Murder is killing, but it's not usually about killing. Rape is sexual, but it's not usually about sex.


I fully understand what the "experts" say about rape not being about sex. It defies common sense.

That's true. But "common sense" is often incomplete or just plain wrong. Common sense would say that the earth is flat, and only careful study and much thought has shown that it's not.

I'll admit that "rape isn't about sex" is an incomplete statement, but it's a useful tool for getting people to think more deeply about what's really going on.

tenchijin2
19th October 2008, 00:13
To the question, "Why'd ya do it," very few murderers -- except for a few psychopathic "thrill-killers" -- would say they did it "to kill." Most often it's about hate, jealousy, money, covering another crime, etc. Motive is the defining characteristic of murder, and is what differentiates murder from manslaughter, justifiable homicide, etc.

Precisely, but no one ever publishes the statemt "Murder isn't about killing." Because it's silly.


Murder is killing, but it's not usually about killing. Rape is sexual, but it's not usually about sex.
Murder is indeed about killing, and more. Rape is about sex... and MORE.




That's true. But "common sense" is often incomplete or just plain wrong. Common sense would say that the earth is flat, and only careful study and much thought has shown that it's not.
I agree that common sense can be wrong, but saying that it *can* be wrong doesn't make it wrong in this case.


I'll admit that "rape isn't about sex" is an incomplete statement, but it's a useful tool for getting people to think more deeply about what's really going on.
Okay, the admission that it's an incomplete statement is the whole point! Why tell people something that obfuscates? Be honest. Rape is a sexual act of violence, or a violent act of sex. Sex is *an essential* component of rape. When you tell people "rape isn't about sex" it confuses the issue, and clouds the real problem: some people have a hard time separating the act of sex from issues of violence, domination, and control. The rapist doesn't choose the act of sex for no reason... he chooses it because it means something to him in his psyche that other forms of assault don't.

So, I question "the experts." I'm not the only one.

Brian Owens
19th October 2008, 00:37
...Murder is indeed about killing...

Okay, we're just going to have to agree to disagree on what the word "about" means in this context.

To me, "about" means the motivation...the raison d'Ítre...of the act. Apperently it means something different to you.

I stand by my statements: Murder is killing, but it's not usually about killing. Rape is sexual, but it's not usually about sex.

I accept that you disagree with these statements.
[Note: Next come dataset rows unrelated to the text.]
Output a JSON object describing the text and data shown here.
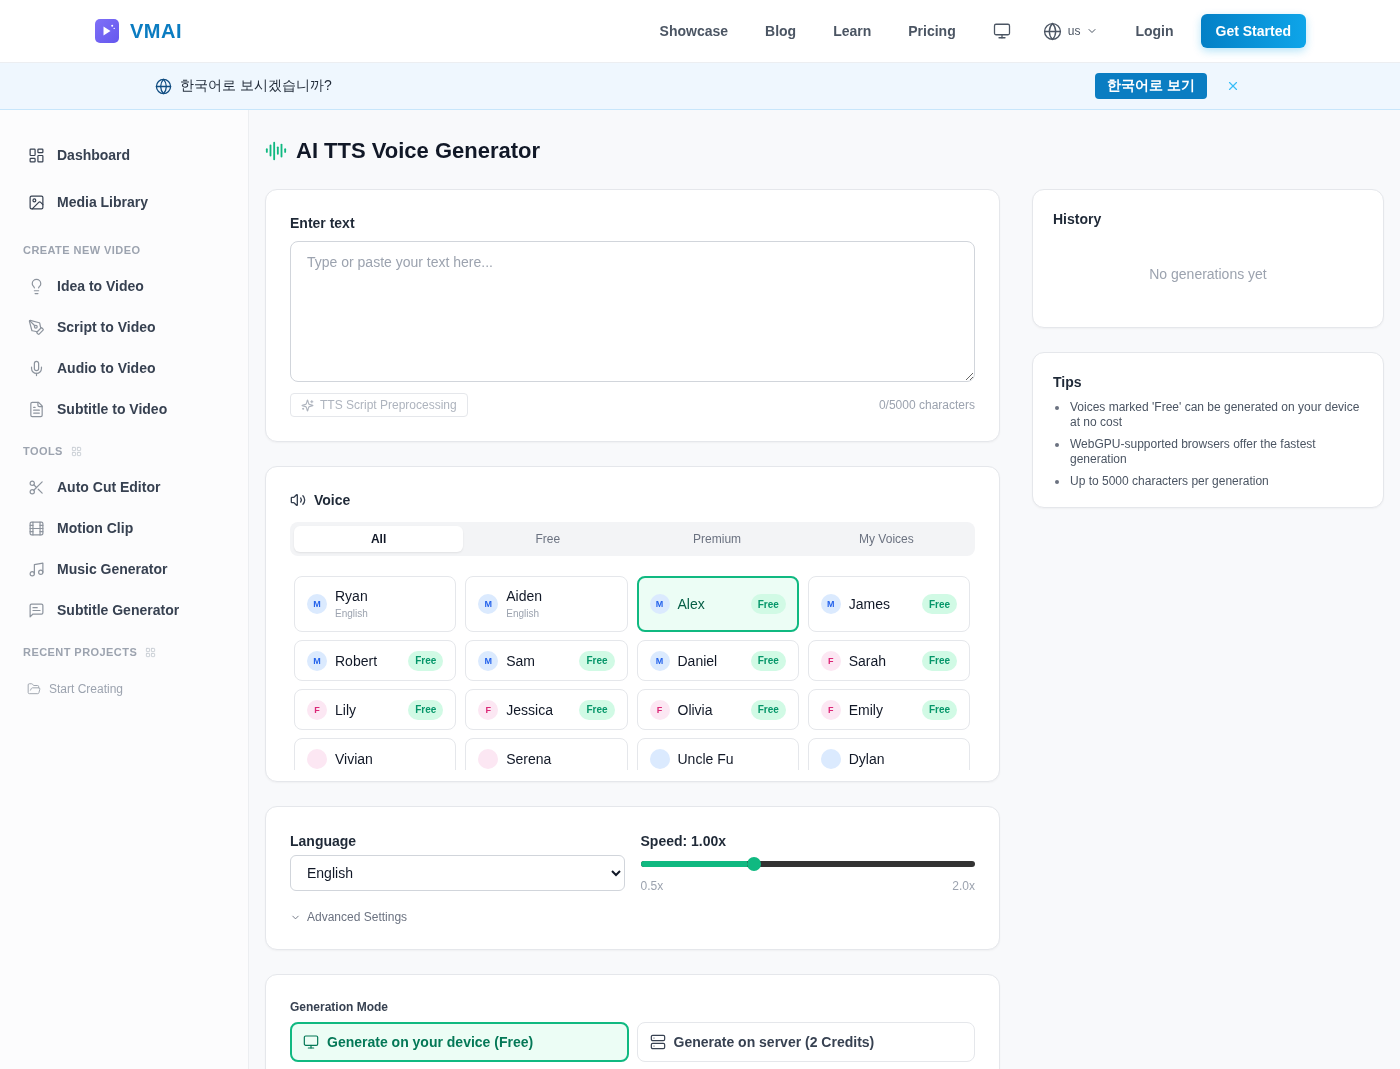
{
  "header": {
    "logo_text": "VMAI",
    "nav_links": [
      "Showcase",
      "Blog",
      "Learn",
      "Pricing"
    ],
    "region": "us",
    "login": "Login",
    "cta_button": "Get Started"
  },
  "language_banner": {
    "message": "한국어로 보시겠습니까?",
    "button": "한국어로 보기"
  },
  "sidebar": {
    "top_items": [
      "Dashboard",
      "Media Library"
    ],
    "sections": [
      {
        "title": "CREATE NEW VIDEO",
        "kind": "plain",
        "items": [
          "Idea to Video",
          "Script to Video",
          "Audio to Video",
          "Subtitle to Video"
        ]
      },
      {
        "title": "TOOLS",
        "kind": "grid",
        "items": [
          "Auto Cut Editor",
          "Motion Clip",
          "Music Generator",
          "Subtitle Generator"
        ]
      },
      {
        "title": "RECENT PROJECTS",
        "kind": "recent",
        "items": [
          "Start Creating"
        ]
      }
    ]
  },
  "page_title": "AI TTS Voice Generator",
  "text_input": {
    "label": "Enter text",
    "placeholder": "Type or paste your text here...",
    "preprocess_button": {
      "label": "TTS Script Preprocessing",
      "disabled": true
    },
    "counter": "0/5000 characters"
  },
  "voice": {
    "title": "Voice",
    "tabs": [
      {
        "label": "All",
        "selected": true
      },
      {
        "label": "Free",
        "selected": false
      },
      {
        "label": "Premium",
        "selected": false
      },
      {
        "label": "My Voices",
        "selected": false
      }
    ],
    "voices": [
      {
        "name": "Ryan",
        "avatar": "M",
        "color": "#dbeafe",
        "language": "English",
        "selected": false
      },
      {
        "name": "Aiden",
        "avatar": "M",
        "color": "#dbeafe",
        "language": "English",
        "selected": false
      },
      {
        "name": "Alex",
        "avatar": "M",
        "color": "#dbeafe",
        "badge": "Free",
        "selected": true
      },
      {
        "name": "James",
        "avatar": "M",
        "color": "#dbeafe",
        "badge": "Free",
        "selected": false
      },
      {
        "name": "Robert",
        "avatar": "M",
        "color": "#dbeafe",
        "badge": "Free",
        "selected": false
      },
      {
        "name": "Sam",
        "avatar": "M",
        "color": "#dbeafe",
        "badge": "Free",
        "selected": false
      },
      {
        "name": "Daniel",
        "avatar": "M",
        "color": "#dbeafe",
        "badge": "Free",
        "selected": false
      },
      {
        "name": "Sarah",
        "avatar": "F",
        "color": "#fce7f3",
        "badge": "Free",
        "selected": false
      },
      {
        "name": "Lily",
        "avatar": "F",
        "color": "#fce7f3",
        "badge": "Free",
        "selected": false
      },
      {
        "name": "Jessica",
        "avatar": "F",
        "color": "#fce7f3",
        "badge": "Free",
        "selected": false
      },
      {
        "name": "Olivia",
        "avatar": "F",
        "color": "#fce7f3",
        "badge": "Free",
        "selected": false
      },
      {
        "name": "Emily",
        "avatar": "F",
        "color": "#fce7f3",
        "badge": "Free",
        "selected": false
      },
      {
        "name": "Vivian",
        "color": "#fce7f3",
        "selected": false
      },
      {
        "name": "Serena",
        "color": "#fce7f3",
        "selected": false
      },
      {
        "name": "Uncle Fu",
        "color": "#dbeafe",
        "selected": false
      },
      {
        "name": "Dylan",
        "color": "#dbeafe",
        "selected": false
      }
    ]
  },
  "settings": {
    "language": {
      "label": "Language",
      "value": "English"
    },
    "speed": {
      "label": "Speed: 1.00x",
      "level": 0.34,
      "min_label": "0.5x",
      "max_label": "2.0x"
    },
    "advanced": {
      "label": "Advanced Settings",
      "expanded": false
    }
  },
  "generation_mode": {
    "label": "Generation Mode",
    "options": [
      {
        "label": "Generate on your device (Free)",
        "selected": true
      },
      {
        "label": "Generate on server (2 Credits)",
        "selected": false
      }
    ]
  },
  "history": {
    "title": "History",
    "empty_text": "No generations yet"
  },
  "tips": {
    "title": "Tips",
    "items": [
      "Voices marked 'Free' can be generated on your device at no cost",
      "WebGPU-supported browsers offer the fastest generation",
      "Up to 5000 characters per generation"
    ]
  }
}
Let's move along; there's more to a discussion of what is or is not a good self protection primer than what the author considers the motive of rape to be.

tenchijin2
19th October 2008, 00:58
I think that's a good idea.